But, as I zipped through the market, in a frenzied hurry, pushing the cart down the aisles I was still overwhelmed. Overwhelmed with life in general, which happens to us all. I had a thousand thoughts running through my head. I was scatterbrained like I am every single day. I couldn’t help but think if I was forgetting anything, if Beau was at home finishing up electric fencing, if the other kids were playing safely outside while Beau was installing the fence and I was away at the market, if I remembered to pay the bills that were due that week earlier in the day, and if I remembered to water the seedlings and turn on their lights that morning… just to name a few…
All while trying to cross things off of my list, both my paper and mental list.
When I was done I hurriedly paid the cashier, hurried to my truck, and unloaded Jax and the groceries into the truck.
As I was loading my last bag of groceries a stranger approached me in the parking lot. An older gentlemen.
Do you want to know what this stranger, a man I had never met did for me?
He walked over to me in the parking lot and asked “can I take your cart back for you?”

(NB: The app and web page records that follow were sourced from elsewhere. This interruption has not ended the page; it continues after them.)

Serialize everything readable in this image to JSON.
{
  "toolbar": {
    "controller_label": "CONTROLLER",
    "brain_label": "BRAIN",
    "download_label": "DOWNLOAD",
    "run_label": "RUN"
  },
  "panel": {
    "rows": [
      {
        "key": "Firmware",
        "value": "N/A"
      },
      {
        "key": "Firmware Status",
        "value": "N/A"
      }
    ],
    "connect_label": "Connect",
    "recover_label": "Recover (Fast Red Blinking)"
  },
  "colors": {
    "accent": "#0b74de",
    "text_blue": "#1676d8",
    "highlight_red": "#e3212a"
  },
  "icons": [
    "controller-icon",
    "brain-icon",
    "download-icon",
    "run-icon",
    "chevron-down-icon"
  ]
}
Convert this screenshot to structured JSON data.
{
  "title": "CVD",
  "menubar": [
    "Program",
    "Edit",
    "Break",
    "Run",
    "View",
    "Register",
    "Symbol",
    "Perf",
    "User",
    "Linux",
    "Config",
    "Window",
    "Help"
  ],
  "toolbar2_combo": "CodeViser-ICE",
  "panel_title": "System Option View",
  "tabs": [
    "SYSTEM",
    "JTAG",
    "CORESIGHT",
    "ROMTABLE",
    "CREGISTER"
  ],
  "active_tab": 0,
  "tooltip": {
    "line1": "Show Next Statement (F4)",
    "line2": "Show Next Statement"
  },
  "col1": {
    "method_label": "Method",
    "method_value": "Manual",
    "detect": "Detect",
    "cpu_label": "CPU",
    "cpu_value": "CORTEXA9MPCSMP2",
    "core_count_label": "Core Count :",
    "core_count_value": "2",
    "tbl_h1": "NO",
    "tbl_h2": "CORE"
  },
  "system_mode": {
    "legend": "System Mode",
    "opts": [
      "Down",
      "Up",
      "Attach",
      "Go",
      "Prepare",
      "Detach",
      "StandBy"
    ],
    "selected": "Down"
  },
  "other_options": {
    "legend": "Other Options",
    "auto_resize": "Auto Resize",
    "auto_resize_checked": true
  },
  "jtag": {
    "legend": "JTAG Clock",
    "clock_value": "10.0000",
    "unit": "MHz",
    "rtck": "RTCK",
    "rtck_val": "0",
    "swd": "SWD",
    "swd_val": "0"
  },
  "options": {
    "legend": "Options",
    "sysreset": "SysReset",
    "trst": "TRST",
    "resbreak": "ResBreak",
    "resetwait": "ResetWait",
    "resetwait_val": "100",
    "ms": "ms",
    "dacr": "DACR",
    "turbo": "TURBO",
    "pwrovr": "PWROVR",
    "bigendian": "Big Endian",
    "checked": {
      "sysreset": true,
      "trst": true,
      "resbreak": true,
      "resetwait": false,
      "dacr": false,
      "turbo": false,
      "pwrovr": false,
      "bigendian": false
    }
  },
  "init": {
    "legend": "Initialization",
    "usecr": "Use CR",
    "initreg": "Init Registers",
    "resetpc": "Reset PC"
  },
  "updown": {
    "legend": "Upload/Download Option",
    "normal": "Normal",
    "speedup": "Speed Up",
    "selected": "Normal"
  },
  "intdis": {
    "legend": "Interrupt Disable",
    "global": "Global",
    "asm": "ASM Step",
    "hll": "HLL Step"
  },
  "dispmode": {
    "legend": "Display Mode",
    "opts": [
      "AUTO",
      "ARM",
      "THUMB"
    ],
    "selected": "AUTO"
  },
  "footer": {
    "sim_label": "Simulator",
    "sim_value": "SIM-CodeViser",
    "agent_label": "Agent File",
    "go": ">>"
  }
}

You see, this wasn’t just any man or any cart for that matter.
This man was older and had no children or grandchildren with him. My cart was one of those race-car carts that stores have just to annoy us parents.
You know, the ones that will not fit all of your groceries but your kids demand to “drive” that one around the store?
Yep. That one.
My response to the older gentleman: silence…for a few seconds.
I was taken back.
Some people might not think it is much but it was everything to me that day.
Why? Because he wasn’t taking my cart to use it for his invisible children or grandchildren. He was simply taking it for the mere fact that he wanted to help me. Whether that be by me not having to leave my child in the car to walk my cart to the cart return corral in the parking lot, or just because he was simply wanting to do something nice.
Us folks (yes, you and me) are so concerned with our every day lives (guilty), that sometimes we forget that a simple act of kindness is easy to do. And it can change someones life, or at least their day.
Let this be a lesson.
To all of us.
Yes. You may be having a rough patch in life, we all do, it’s life. Just remember that there is someone out there that is going through something rougher than you are.
Or you know what? Maybe someone’s simply having a long, frustrating, wanting-to-start over type of day.
Maybe someone who loves their kids very much just needs a 5 minute break to gather their thoughts.
Whatever the reason for their long, hard, frustrating day, just remember a small gesture from you can change their day. Completely. In its entirety.
So, thank you to whomever you were in the grocery store parking lot that day. Just simply asking “can I take your cart back for you” made me silently weep behind the steering wheel of my truck.
Let the lesson to all of us be: Do small things. For anyone. For everyone. A stranger. A friend. Even people that you see every damn day. Do it.
You won’t regret it and you could change their life, even if for a moment, it will put them in a better place.
It’s the small things folks…
Photo Credit: My Sis Jess. Pictured in photo Jess and my cousin Cam.
RIP Cam: Feb 23, 1992 – Jan 24, 2015